(Stored items)
--- START ---

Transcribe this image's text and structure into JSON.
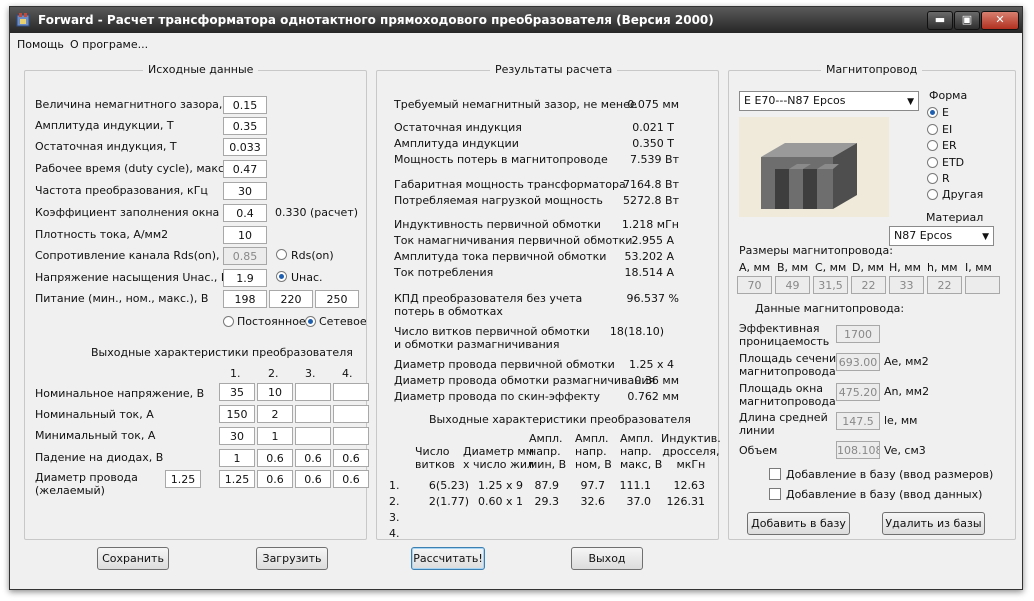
{
  "window": {
    "title": "Forward - Расчет трансформатора однотактного прямоходового преобразователя (Версия 2000)",
    "btn_min": "▬",
    "btn_max": "▣",
    "btn_close": "✕"
  },
  "menu": {
    "help": "Помощь",
    "about": "О програме..."
  },
  "inputs": {
    "group_title": "Исходные данные",
    "gap_label": "Величина немагнитного зазора, мм",
    "gap_value": "0.15",
    "ampind_label": "Амплитуда индукции, Т",
    "ampind_value": "0.35",
    "resind_label": "Остаточная индукция, Т",
    "resind_value": "0.033",
    "duty_label": "Рабочее время (duty cycle), макс.",
    "duty_value": "0.47",
    "freq_label": "Частота преобразования, кГц",
    "freq_value": "30",
    "fill_label": "Коэффициент заполнения окна",
    "fill_value": "0.4",
    "fill_calc": "0.330 (расчет)",
    "curdens_label": "Плотность тока, А/мм2",
    "curdens_value": "10",
    "rds_label": "Сопротивление канала Rds(on), Ом",
    "rds_value": "0.85",
    "rds_radio": "Rds(on)",
    "unas_label": "Напряжение насыщения Uнас., В",
    "unas_value": "1.9",
    "unas_radio": "Uнас.",
    "supply_label": "Питание (мин., ном., макс.), В",
    "supply_min": "198",
    "supply_nom": "220",
    "supply_max": "250",
    "radio_dc": "Постоянное",
    "radio_ac": "Сетевое"
  },
  "outputs_table": {
    "title": "Выходные характеристики преобразователя",
    "cols": [
      "1.",
      "2.",
      "3.",
      "4."
    ],
    "rows": [
      {
        "label": "Номинальное напряжение, В",
        "cells": [
          "35",
          "10",
          "",
          ""
        ]
      },
      {
        "label": "Номинальный ток, А",
        "cells": [
          "150",
          "2",
          "",
          ""
        ]
      },
      {
        "label": "Минимальный ток, А",
        "cells": [
          "30",
          "1",
          "",
          ""
        ]
      },
      {
        "label": "Падение на диодах, В",
        "cells": [
          "1",
          "0.6",
          "0.6",
          "0.6"
        ]
      },
      {
        "label": "Диаметр провода\n(желаемый)",
        "desired": "1.25",
        "cells": [
          "1.25",
          "0.6",
          "0.6",
          "0.6"
        ]
      }
    ]
  },
  "results": {
    "group_title": "Результаты расчета",
    "items": [
      {
        "label": "Требуемый немагнитный зазор, не менее",
        "value": "0.075 мм"
      },
      {
        "label": "Остаточная индукция",
        "value": "0.021 Т"
      },
      {
        "label": "Амплитуда индукции",
        "value": "0.350 Т"
      },
      {
        "label": "Мощность потерь в магнитопроводе",
        "value": "7.539 Вт"
      },
      {
        "label": "Габаритная мощность трансформатора",
        "value": "7164.8 Вт"
      },
      {
        "label": "Потребляемая нагрузкой мощность",
        "value": "5272.8 Вт"
      },
      {
        "label": "Индуктивность первичной обмотки",
        "value": "1.218 мГн"
      },
      {
        "label": "Ток намагничивания первичной обмотки",
        "value": "2.955 А"
      },
      {
        "label": "Амплитуда тока первичной обмотки",
        "value": "53.202 А"
      },
      {
        "label": "Ток потребления",
        "value": "18.514 А"
      },
      {
        "label": "КПД преобразователя без учета\nпотерь в обмотках",
        "value": "96.537 %"
      },
      {
        "label": "Число витков первичной обмотки\nи обмотки размагничивания",
        "value": "18(18.10)"
      },
      {
        "label": "Диаметр провода первичной обмотки",
        "value": "1.25 x 4"
      },
      {
        "label": "Диаметр провода обмотки размагничивания",
        "value": "0.36 мм"
      },
      {
        "label": "Диаметр провода по скин-эффекту",
        "value": "0.762 мм"
      }
    ],
    "out_title": "Выходные характеристики преобразователя",
    "out_headers": [
      "Число\nвитков",
      "Диаметр мм\nх число жил",
      "Ампл.\nнапр.\nмин, В",
      "Ампл.\nнапр.\nном, В",
      "Ампл.\nнапр.\nмакс, В",
      "Индуктив.\nдросселя,\nмкГн"
    ],
    "out_rows": [
      {
        "num": "1.",
        "cells": [
          "6(5.23)",
          "1.25 x 9",
          "87.9",
          "97.7",
          "111.1",
          "12.63"
        ]
      },
      {
        "num": "2.",
        "cells": [
          "2(1.77)",
          "0.60 x 1",
          "29.3",
          "32.6",
          "37.0",
          "126.31"
        ]
      },
      {
        "num": "3.",
        "cells": [
          "",
          "",
          "",
          "",
          "",
          ""
        ]
      },
      {
        "num": "4.",
        "cells": [
          "",
          "",
          "",
          "",
          "",
          ""
        ]
      }
    ]
  },
  "core": {
    "group_title": "Магнитопровод",
    "core_select": "E E70---N87 Epcos",
    "shape_title": "Форма",
    "shapes": [
      "E",
      "EI",
      "ER",
      "ETD",
      "R",
      "Другая"
    ],
    "shape_selected": "E",
    "material_title": "Материал",
    "material_select": "N87 Epcos",
    "dims_title": "Размеры магнитопровода:",
    "dims_labels": [
      "A, мм",
      "B, мм",
      "C, мм",
      "D, мм",
      "H, мм",
      "h, мм",
      "I, мм"
    ],
    "dims_values": [
      "70",
      "49",
      "31,5",
      "22",
      "33",
      "22",
      ""
    ],
    "data_title": "Данные магнитопровода:",
    "permeability_label": "Эффективная\nпроницаемость",
    "permeability_value": "1700",
    "area_label": "Площадь сечения\nмагнитопровода",
    "area_value": "693.00",
    "area_unit": "Ae, мм2",
    "window_label": "Площадь окна\nмагнитопровода",
    "window_value": "475.20",
    "window_unit": "An, мм2",
    "length_label": "Длина средней\nлинии",
    "length_value": "147.5",
    "length_unit": "le, мм",
    "volume_label": "Объем",
    "volume_value": "108.108",
    "volume_unit": "Ve, см3",
    "chk_dims": "Добавление в базу (ввод размеров)",
    "chk_data": "Добавление в базу (ввод данных)",
    "btn_add": "Добавить в базу",
    "btn_remove": "Удалить из базы"
  },
  "bottom": {
    "save": "Сохранить",
    "load": "Загрузить",
    "calc": "Рассчитать!",
    "exit": "Выход"
  },
  "colors": {
    "window_bg": "#f0f0f0",
    "titlebar": "#2e2e2e",
    "radio_accent": "#1f5fb0"
  }
}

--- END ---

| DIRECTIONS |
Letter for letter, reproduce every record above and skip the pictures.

| WRITTEN REPLY |
Transcribe this image's text and structure into JSON.
{
  "window": {
    "title": "Forward - Расчет трансформатора однотактного прямоходового преобразователя (Версия 2000)",
    "btn_min": "▬",
    "btn_max": "▣",
    "btn_close": "✕"
  },
  "menu": {
    "help": "Помощь",
    "about": "О програме..."
  },
  "inputs": {
    "group_title": "Исходные данные",
    "gap_label": "Величина немагнитного зазора, мм",
    "gap_value": "0.15",
    "ampind_label": "Амплитуда индукции, Т",
    "ampind_value": "0.35",
    "resind_label": "Остаточная индукция, Т",
    "resind_value": "0.033",
    "duty_label": "Рабочее время (duty cycle), макс.",
    "duty_value": "0.47",
    "freq_label": "Частота преобразования, кГц",
    "freq_value": "30",
    "fill_label": "Коэффициент заполнения окна",
    "fill_value": "0.4",
    "fill_calc": "0.330 (расчет)",
    "curdens_label": "Плотность тока, А/мм2",
    "curdens_value": "10",
    "rds_label": "Сопротивление канала Rds(on), Ом",
    "rds_value": "0.85",
    "rds_radio": "Rds(on)",
    "unas_label": "Напряжение насыщения Uнас., В",
    "unas_value": "1.9",
    "unas_radio": "Uнас.",
    "supply_label": "Питание (мин., ном., макс.), В",
    "supply_min": "198",
    "supply_nom": "220",
    "supply_max": "250",
    "radio_dc": "Постоянное",
    "radio_ac": "Сетевое"
  },
  "outputs_table": {
    "title": "Выходные характеристики преобразователя",
    "cols": [
      "1.",
      "2.",
      "3.",
      "4."
    ],
    "rows": [
      {
        "label": "Номинальное напряжение, В",
        "cells": [
          "35",
          "10",
          "",
          ""
        ]
      },
      {
        "label": "Номинальный ток, А",
        "cells": [
          "150",
          "2",
          "",
          ""
        ]
      },
      {
        "label": "Минимальный ток, А",
        "cells": [
          "30",
          "1",
          "",
          ""
        ]
      },
      {
        "label": "Падение на диодах, В",
        "cells": [
          "1",
          "0.6",
          "0.6",
          "0.6"
        ]
      },
      {
        "label": "Диаметр провода\n(желаемый)",
        "desired": "1.25",
        "cells": [
          "1.25",
          "0.6",
          "0.6",
          "0.6"
        ]
      }
    ]
  },
  "results": {
    "group_title": "Результаты расчета",
    "items": [
      {
        "label": "Требуемый немагнитный зазор, не менее",
        "value": "0.075 мм"
      },
      {
        "label": "Остаточная индукция",
        "value": "0.021 Т"
      },
      {
        "label": "Амплитуда индукции",
        "value": "0.350 Т"
      },
      {
        "label": "Мощность потерь в магнитопроводе",
        "value": "7.539 Вт"
      },
      {
        "label": "Габаритная мощность трансформатора",
        "value": "7164.8 Вт"
      },
      {
        "label": "Потребляемая нагрузкой мощность",
        "value": "5272.8 Вт"
      },
      {
        "label": "Индуктивность первичной обмотки",
        "value": "1.218 мГн"
      },
      {
        "label": "Ток намагничивания первичной обмотки",
        "value": "2.955 А"
      },
      {
        "label": "Амплитуда тока первичной обмотки",
        "value": "53.202 А"
      },
      {
        "label": "Ток потребления",
        "value": "18.514 А"
      },
      {
        "label": "КПД преобразователя без учета\nпотерь в обмотках",
        "value": "96.537 %"
      },
      {
        "label": "Число витков первичной обмотки\nи обмотки размагничивания",
        "value": "18(18.10)"
      },
      {
        "label": "Диаметр провода первичной обмотки",
        "value": "1.25 x 4"
      },
      {
        "label": "Диаметр провода обмотки размагничивания",
        "value": "0.36 мм"
      },
      {
        "label": "Диаметр провода по скин-эффекту",
        "value": "0.762 мм"
      }
    ],
    "out_title": "Выходные характеристики преобразователя",
    "out_headers": [
      "Число\nвитков",
      "Диаметр мм\nх число жил",
      "Ампл.\nнапр.\nмин, В",
      "Ампл.\nнапр.\nном, В",
      "Ампл.\nнапр.\nмакс, В",
      "Индуктив.\nдросселя,\nмкГн"
    ],
    "out_rows": [
      {
        "num": "1.",
        "cells": [
          "6(5.23)",
          "1.25 x 9",
          "87.9",
          "97.7",
          "111.1",
          "12.63"
        ]
      },
      {
        "num": "2.",
        "cells": [
          "2(1.77)",
          "0.60 x 1",
          "29.3",
          "32.6",
          "37.0",
          "126.31"
        ]
      },
      {
        "num": "3.",
        "cells": [
          "",
          "",
          "",
          "",
          "",
          ""
        ]
      },
      {
        "num": "4.",
        "cells": [
          "",
          "",
          "",
          "",
          "",
          ""
        ]
      }
    ]
  },
  "core": {
    "group_title": "Магнитопровод",
    "core_select": "E E70---N87 Epcos",
    "shape_title": "Форма",
    "shapes": [
      "E",
      "EI",
      "ER",
      "ETD",
      "R",
      "Другая"
    ],
    "shape_selected": "E",
    "material_title": "Материал",
    "material_select": "N87 Epcos",
    "dims_title": "Размеры магнитопровода:",
    "dims_labels": [
      "A, мм",
      "B, мм",
      "C, мм",
      "D, мм",
      "H, мм",
      "h, мм",
      "I, мм"
    ],
    "dims_values": [
      "70",
      "49",
      "31,5",
      "22",
      "33",
      "22",
      ""
    ],
    "data_title": "Данные магнитопровода:",
    "permeability_label": "Эффективная\nпроницаемость",
    "permeability_value": "1700",
    "area_label": "Площадь сечения\nмагнитопровода",
    "area_value": "693.00",
    "area_unit": "Ae, мм2",
    "window_label": "Площадь окна\nмагнитопровода",
    "window_value": "475.20",
    "window_unit": "An, мм2",
    "length_label": "Длина средней\nлинии",
    "length_value": "147.5",
    "length_unit": "le, мм",
    "volume_label": "Объем",
    "volume_value": "108.108",
    "volume_unit": "Ve, см3",
    "chk_dims": "Добавление в базу (ввод размеров)",
    "chk_data": "Добавление в базу (ввод данных)",
    "btn_add": "Добавить в базу",
    "btn_remove": "Удалить из базы"
  },
  "bottom": {
    "save": "Сохранить",
    "load": "Загрузить",
    "calc": "Рассчитать!",
    "exit": "Выход"
  },
  "colors": {
    "window_bg": "#f0f0f0",
    "titlebar": "#2e2e2e",
    "radio_accent": "#1f5fb0"
  }
}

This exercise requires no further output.